AOP Council meeting

The future of optometric training in focus at AOP Council

Representatives from the College of Optometrists provided an update on Clinical Learning in Practice placements at the March meeting

A wooden gavel decorated with the AOP logo of a blue circle rests on a table

The AOP Council received an update on undergraduate clinical placements from the College of Optometrists at its latest meeting (AOP offices, London, 6 March).

Head of curriculum development at the College of Optometrists, Martyn Jones, outlined the process of developing new Clinical Learning in Practice (CLiP) placements and how supervision would work under the scheme.

Jones explained that the placements have come about as a result of the General Optical Council’s Education Strategic Review.

He highlighted that becoming registered as an optometrist is no longer a two-stage process, involving the completion of a Bachelor’s degree and the Scheme for Registration.

Jones shared that there is now an integrated route to registration, with the CLiP placement forming part of a Master’s degree.

As a result of these changes, universities are now the providers of CLiP placements and optometry students have involvement with the College of Optometrists earlier on in their optometric education.

Outlining the timeline for the implementation of CLiP placements, Jones shared that the aim was to have placement management live on an online portal by October 2024.

Student applications for placements would then be submitted by February 2025. CLiP placements would then be undertaken from July 2026.

Jones highlighted that in the past, students would leave university and independently be responsible for sourcing a pre-registration placement.

Now the College of Optometrists will facilitate placements on behalf of the university, he said.

Jones added that the students would still select which placements were their preference, but the College of Optometrists would assist with the structure of the application process.

He shared that students will apply for available placements on the CLiP portal at the same time.

If they are not successful in the first round of applications, Jones shared that there will be a second and third round process.

Jones outlined the consultation process that had led to the development of CLiP placements.

He shared that the College of Optometrists had worked with universities, the Optometry Schools Council, employer groups, and professional bodies.

Turning to common questions that are raised about placements, Jones shared that there was some concern about whether there would be a sufficient number of placements.

He highlighted that the College of Optometrists is working with employer groups to address this issue.

“We are trying to get as many people on board as possible,” Jones said.

Turning to the student experience, Jones shared that the College of Optometrists would set out clear expectations about what would be covered within CLiP placements – covering issues such as how much time a student would have with a supervisor.

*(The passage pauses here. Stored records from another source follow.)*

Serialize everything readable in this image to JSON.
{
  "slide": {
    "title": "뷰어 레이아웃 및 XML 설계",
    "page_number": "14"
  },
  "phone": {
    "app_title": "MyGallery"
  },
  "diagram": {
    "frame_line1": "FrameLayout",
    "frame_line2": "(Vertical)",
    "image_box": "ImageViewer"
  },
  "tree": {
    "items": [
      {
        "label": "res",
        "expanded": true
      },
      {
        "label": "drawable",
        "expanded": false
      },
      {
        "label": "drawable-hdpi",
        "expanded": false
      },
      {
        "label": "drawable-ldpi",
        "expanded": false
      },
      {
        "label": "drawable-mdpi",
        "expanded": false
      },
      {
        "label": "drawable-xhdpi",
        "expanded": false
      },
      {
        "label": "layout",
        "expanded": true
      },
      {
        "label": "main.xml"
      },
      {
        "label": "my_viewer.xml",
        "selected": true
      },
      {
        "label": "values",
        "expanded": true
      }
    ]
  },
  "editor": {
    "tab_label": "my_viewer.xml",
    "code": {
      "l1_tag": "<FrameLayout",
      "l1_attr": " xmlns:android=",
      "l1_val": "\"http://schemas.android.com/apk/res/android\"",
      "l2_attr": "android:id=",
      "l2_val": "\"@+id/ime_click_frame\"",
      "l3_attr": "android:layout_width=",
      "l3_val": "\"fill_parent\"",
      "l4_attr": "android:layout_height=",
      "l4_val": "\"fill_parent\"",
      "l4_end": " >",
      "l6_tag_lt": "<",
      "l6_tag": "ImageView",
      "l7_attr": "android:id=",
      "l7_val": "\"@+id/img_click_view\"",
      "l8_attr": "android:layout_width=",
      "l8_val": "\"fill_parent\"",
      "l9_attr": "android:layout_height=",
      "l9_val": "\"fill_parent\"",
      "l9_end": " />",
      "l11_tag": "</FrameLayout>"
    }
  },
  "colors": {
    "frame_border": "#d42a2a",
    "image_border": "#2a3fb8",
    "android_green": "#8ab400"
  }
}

He added that people will be able to utilise a quality assurance mechanism if there are aspects of their placement that they are unhappy with.

“It’s something we are talking about and trying to get right from the beginning of the scheme,” he said.

Turning to concerns around supervision and the responsibilities on employers, Jones highlighted that the College of Optometrists has published a CLiP Employer Handbook.

This includes a section on arrangements for supervision, such as requirements for taking on a supervisory role, the number of students per supervisor and the time commitment involved.

Council members had a number of questions around the detail of CLiP delivery, such as the new contractual arrangements for supervisors. These queries have been collated and are now being addressed by the College of Optometrists.

The AOP intends to continue to engage with the College of Optometrists on the development of CLiP placements, and will communicate with members on this issue.